Verbatim copy without images: return all of the data as it stands.

*The input:*

- - -

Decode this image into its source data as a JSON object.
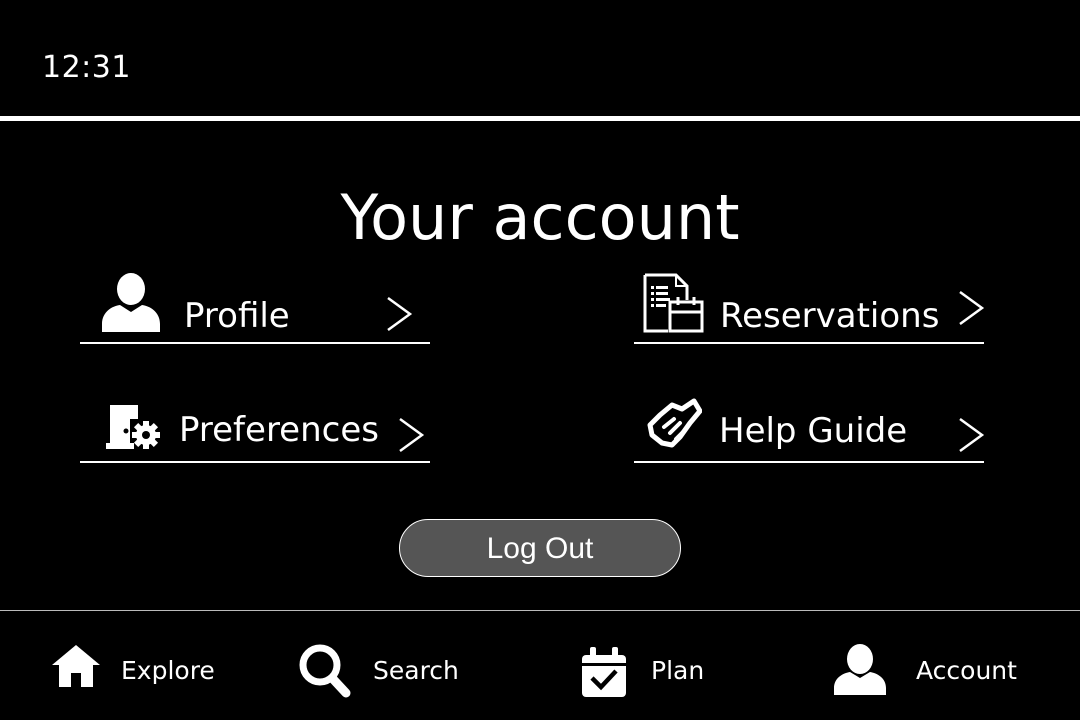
{
  "status_bar": {
    "time": "12:31"
  },
  "page": {
    "title": "Your account"
  },
  "menu": [
    {
      "label": "Profile",
      "icon": "person-icon"
    },
    {
      "label": "Reservations",
      "icon": "reservations-icon"
    },
    {
      "label": "Preferences",
      "icon": "preferences-icon"
    },
    {
      "label": "Help Guide",
      "icon": "handshake-icon"
    }
  ],
  "logout": {
    "label": "Log Out"
  },
  "nav": [
    {
      "label": "Explore",
      "icon": "home-icon"
    },
    {
      "label": "Search",
      "icon": "search-icon"
    },
    {
      "label": "Plan",
      "icon": "calendar-check-icon"
    },
    {
      "label": "Account",
      "icon": "person-icon"
    }
  ],
  "colors": {
    "background": "#000000",
    "foreground": "#ffffff",
    "button": "#555555"
  }
}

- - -

*Written solution:*
Decode this image into its source data as a JSON object.
{
  "status_bar": {
    "time": "12:31"
  },
  "page": {
    "title": "Your account"
  },
  "menu": [
    {
      "label": "Profile",
      "icon": "person-icon"
    },
    {
      "label": "Reservations",
      "icon": "reservations-icon"
    },
    {
      "label": "Preferences",
      "icon": "preferences-icon"
    },
    {
      "label": "Help Guide",
      "icon": "handshake-icon"
    }
  ],
  "logout": {
    "label": "Log Out"
  },
  "nav": [
    {
      "label": "Explore",
      "icon": "home-icon"
    },
    {
      "label": "Search",
      "icon": "search-icon"
    },
    {
      "label": "Plan",
      "icon": "calendar-check-icon"
    },
    {
      "label": "Account",
      "icon": "person-icon"
    }
  ],
  "colors": {
    "background": "#000000",
    "foreground": "#ffffff",
    "button": "#555555"
  }
}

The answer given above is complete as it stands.